*** Given records

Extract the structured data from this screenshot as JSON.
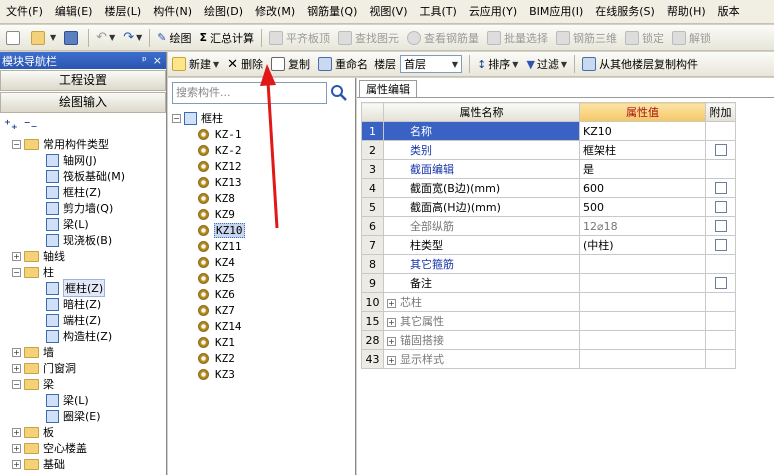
{
  "menubar": {
    "items": [
      "文件(F)",
      "编辑(E)",
      "楼层(L)",
      "构件(N)",
      "绘图(D)",
      "修改(M)",
      "钢筋量(Q)",
      "视图(V)",
      "工具(T)",
      "云应用(Y)",
      "BIM应用(I)",
      "在线服务(S)",
      "帮助(H)",
      "版本"
    ]
  },
  "toolbar": {
    "draw": "绘图",
    "sum_calc": "汇总计算",
    "level_slab": "平齐板顶",
    "find_element": "查找图元",
    "view_rebar": "查看钢筋量",
    "batch_select": "批量选择",
    "rebar_3d": "钢筋三维",
    "lock": "锁定",
    "unlock": "解锁"
  },
  "nav": {
    "title": "模块导航栏",
    "pin": "ᵖ",
    "close": "×",
    "project_settings": "工程设置",
    "drawing_input": "绘图输入",
    "tree": [
      {
        "label": "常用构件类型",
        "level": 0,
        "type": "folder",
        "expanded": true
      },
      {
        "label": "轴网(J)",
        "level": 1,
        "type": "node"
      },
      {
        "label": "筏板基础(M)",
        "level": 1,
        "type": "node"
      },
      {
        "label": "框柱(Z)",
        "level": 1,
        "type": "node"
      },
      {
        "label": "剪力墙(Q)",
        "level": 1,
        "type": "node"
      },
      {
        "label": "梁(L)",
        "level": 1,
        "type": "node"
      },
      {
        "label": "现浇板(B)",
        "level": 1,
        "type": "node"
      },
      {
        "label": "轴线",
        "level": 0,
        "type": "folder",
        "expanded": false
      },
      {
        "label": "柱",
        "level": 0,
        "type": "folder",
        "expanded": true
      },
      {
        "label": "框柱(Z)",
        "level": 1,
        "type": "node",
        "selected": true
      },
      {
        "label": "暗柱(Z)",
        "level": 1,
        "type": "node"
      },
      {
        "label": "端柱(Z)",
        "level": 1,
        "type": "node"
      },
      {
        "label": "构造柱(Z)",
        "level": 1,
        "type": "node"
      },
      {
        "label": "墙",
        "level": 0,
        "type": "folder",
        "expanded": false
      },
      {
        "label": "门窗洞",
        "level": 0,
        "type": "folder",
        "expanded": false
      },
      {
        "label": "梁",
        "level": 0,
        "type": "folder",
        "expanded": true
      },
      {
        "label": "梁(L)",
        "level": 1,
        "type": "node"
      },
      {
        "label": "圈梁(E)",
        "level": 1,
        "type": "node"
      },
      {
        "label": "板",
        "level": 0,
        "type": "folder",
        "expanded": false
      },
      {
        "label": "空心楼盖",
        "level": 0,
        "type": "folder",
        "expanded": false
      },
      {
        "label": "基础",
        "level": 0,
        "type": "folder",
        "expanded": false
      }
    ]
  },
  "comp_toolbar": {
    "new": "新建",
    "delete": "删除",
    "copy": "复制",
    "rename": "重命名",
    "floor_label": "楼层",
    "floor_value": "首层",
    "sort": "排序",
    "filter": "过滤",
    "copy_from_floor": "从其他楼层复制构件"
  },
  "components": {
    "search_placeholder": "搜索构件...",
    "root": "框柱",
    "items": [
      "KZ-1",
      "KZ-2",
      "KZ12",
      "KZ13",
      "KZ8",
      "KZ9",
      "KZ10",
      "KZ11",
      "KZ4",
      "KZ5",
      "KZ6",
      "KZ7",
      "KZ14",
      "KZ1",
      "KZ2",
      "KZ3"
    ],
    "selected": "KZ10"
  },
  "props": {
    "tab": "属性编辑",
    "headers": {
      "name": "属性名称",
      "value": "属性值",
      "extra": "附加"
    },
    "rows": [
      {
        "idx": "1",
        "name": "名称",
        "value": "KZ10",
        "style": "blue",
        "check": false,
        "current": true
      },
      {
        "idx": "2",
        "name": "类别",
        "value": "框架柱",
        "style": "blue",
        "check": true
      },
      {
        "idx": "3",
        "name": "截面编辑",
        "value": "是",
        "style": "blue",
        "check": false
      },
      {
        "idx": "4",
        "name": "截面宽(B边)(mm)",
        "value": "600",
        "style": "",
        "check": true
      },
      {
        "idx": "5",
        "name": "截面高(H边)(mm)",
        "value": "500",
        "style": "",
        "check": true
      },
      {
        "idx": "6",
        "name": "全部纵筋",
        "value": "12⌀18",
        "style": "gray",
        "check": true
      },
      {
        "idx": "7",
        "name": "柱类型",
        "value": "(中柱)",
        "style": "",
        "check": true
      },
      {
        "idx": "8",
        "name": "其它箍筋",
        "value": "",
        "style": "blue",
        "check": false
      },
      {
        "idx": "9",
        "name": "备注",
        "value": "",
        "style": "",
        "check": true
      },
      {
        "idx": "10",
        "name": "芯柱",
        "value": "",
        "style": "gray",
        "group": true
      },
      {
        "idx": "15",
        "name": "其它属性",
        "value": "",
        "style": "gray",
        "group": true
      },
      {
        "idx": "28",
        "name": "锚固搭接",
        "value": "",
        "style": "gray",
        "group": true
      },
      {
        "idx": "43",
        "name": "显示样式",
        "value": "",
        "style": "gray",
        "group": true
      }
    ]
  },
  "colors": {
    "title_bar": "#2a55b0",
    "selection": "#3a62c4",
    "arrow": "#e01818"
  }
}
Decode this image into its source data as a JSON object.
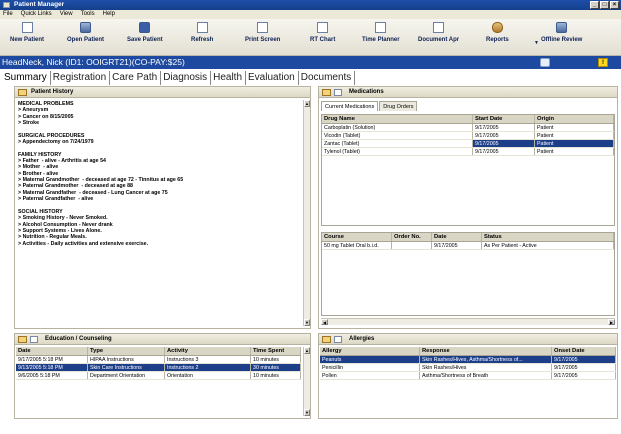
{
  "window": {
    "title": "Patient Manager",
    "buttons": [
      "_",
      "□",
      "×"
    ]
  },
  "menu": [
    "File",
    "Quick Links",
    "View",
    "Tools",
    "Help"
  ],
  "toolbar": {
    "new_patient": "New Patient",
    "open_patient": "Open Patient",
    "save_patient": "Save Patient",
    "refresh": "Refresh",
    "print_screen": "Print Screen",
    "rt_chart": "RT Chart",
    "time_planner": "Time Planner",
    "document_apr": "Document Apr",
    "reports": "Reports",
    "offline_review": "Offline Review"
  },
  "patient_bar": {
    "text": "HeadNeck, Nick (ID1: OOIGRT21)(CO-PAY:$25)",
    "alert": "!"
  },
  "tabs": [
    "Summary",
    "Registration",
    "Care Path",
    "Diagnosis",
    "Health",
    "Evaluation",
    "Documents"
  ],
  "history": {
    "title": "Patient History",
    "text": "MEDICAL PROBLEMS\n> Aneurysm\n> Cancer on 8/15/2005\n> Stroke\n\nSURGICAL PROCEDURES\n> Appendectomy on 7/24/1979\n\nFAMILY HISTORY\n> Father  - alive - Arthritis at age 54\n> Mother  - alive\n> Brother - alive\n> Maternal Grandmother  - deceased at age 72 - Tinnitus at age 65\n> Paternal Grandmother  - deceased at age 88\n> Maternal Grandfather  - deceased - Lung Cancer at age 75\n> Paternal Grandfather  - alive\n\nSOCIAL HISTORY\n> Smoking History - Never Smoked.\n> Alcohol Consumption - Never drank\n> Support Systems - Lives Alone.\n> Nutrition - Regular Meals.\n> Activities - Daily activities and extensive exercise."
  },
  "medications": {
    "title": "Medications",
    "subtabs": [
      "Current Medications",
      "Drug Orders"
    ],
    "columns": [
      "Drug Name",
      "Start Date",
      "Origin"
    ],
    "rows": [
      [
        "Carboplatin (Solution)",
        "9/17/2005",
        "Patient"
      ],
      [
        "Vicodin (Tablet)",
        "9/17/2005",
        "Patient"
      ],
      [
        "Zantac (Tablet)",
        "9/17/2005",
        "Patient"
      ],
      [
        "Tylenol (Tablet)",
        "9/17/2005",
        "Patient"
      ]
    ],
    "selected_row": 2,
    "detail_columns": [
      "Course",
      "Order No.",
      "Date",
      "Status"
    ],
    "detail_rows": [
      [
        "50 mg Tablet Oral b.i.d.",
        "",
        "9/17/2005",
        "As Per Patient - Active"
      ]
    ]
  },
  "education": {
    "title": "Education / Counseling",
    "columns": [
      "Date",
      "Type",
      "Activity",
      "Time Spent"
    ],
    "rows": [
      [
        "9/17/2005 5:18 PM",
        "HIPAA Instructions",
        "Instructions 3",
        "10 minutes"
      ],
      [
        "9/13/2005 5:18 PM",
        "Skin Care Instructions",
        "Instructions 2",
        "30 minutes"
      ],
      [
        "9/6/2005 5:18 PM",
        "Department Orientation",
        "Orientation",
        "10 minutes"
      ]
    ],
    "selected_row": 1
  },
  "allergies": {
    "title": "Allergies",
    "columns": [
      "Allergy",
      "Response",
      "Onset Date"
    ],
    "rows": [
      [
        "Peanuts",
        "Skin Rashes/Hives, Asthma/Shortness of...",
        "9/17/2005"
      ],
      [
        "Penicillin",
        "Skin Rashes/Hives",
        "9/17/2005"
      ],
      [
        "Pollen",
        "Asthma/Shortness of Breath",
        "9/17/2005"
      ]
    ],
    "selected_row": 0
  },
  "colors": {
    "titlebar": "#1d4fa8",
    "patient_bar": "#1d4aa0",
    "selection": "#1d3f8a",
    "panel_border": "#b7b3a0"
  }
}
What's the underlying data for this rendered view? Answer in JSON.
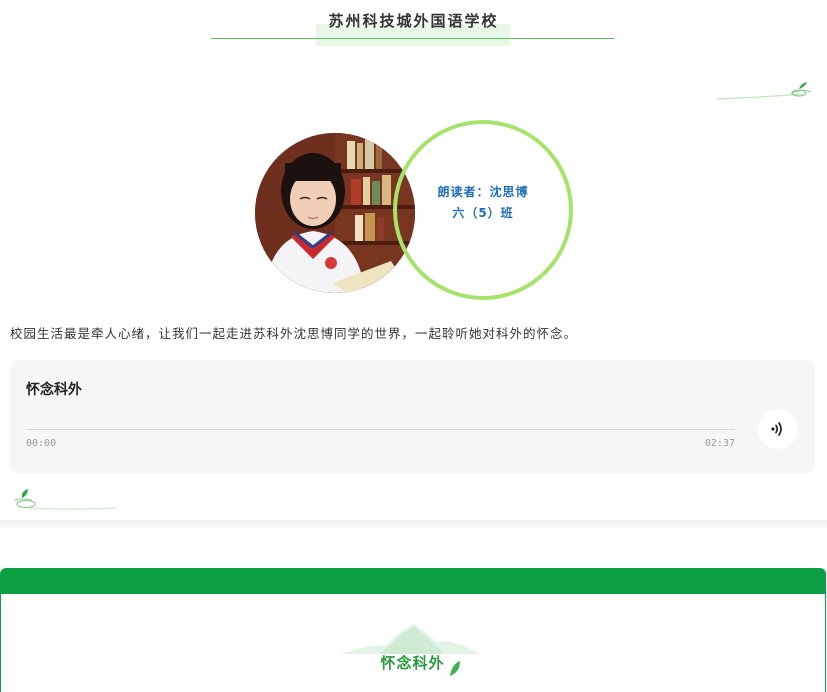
{
  "header": {
    "school_name": "苏州科技城外国语学校"
  },
  "reader": {
    "name_line": "朗读者：沈思博",
    "class_line": "六（5）班"
  },
  "intro_text": "校园生活最是牵人心绪，让我们一起走进苏科外沈思博同学的世界，一起聆听她对科外的怀念。",
  "player": {
    "title": "怀念科外",
    "current_time": "00:00",
    "total_time": "02:37",
    "progress": 0
  },
  "section": {
    "title": "怀念科外"
  },
  "colors": {
    "accent_green": "#0d9f44",
    "ring_green": "#a6e36a",
    "reader_blue": "#1f6fb8"
  }
}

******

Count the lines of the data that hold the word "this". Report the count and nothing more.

3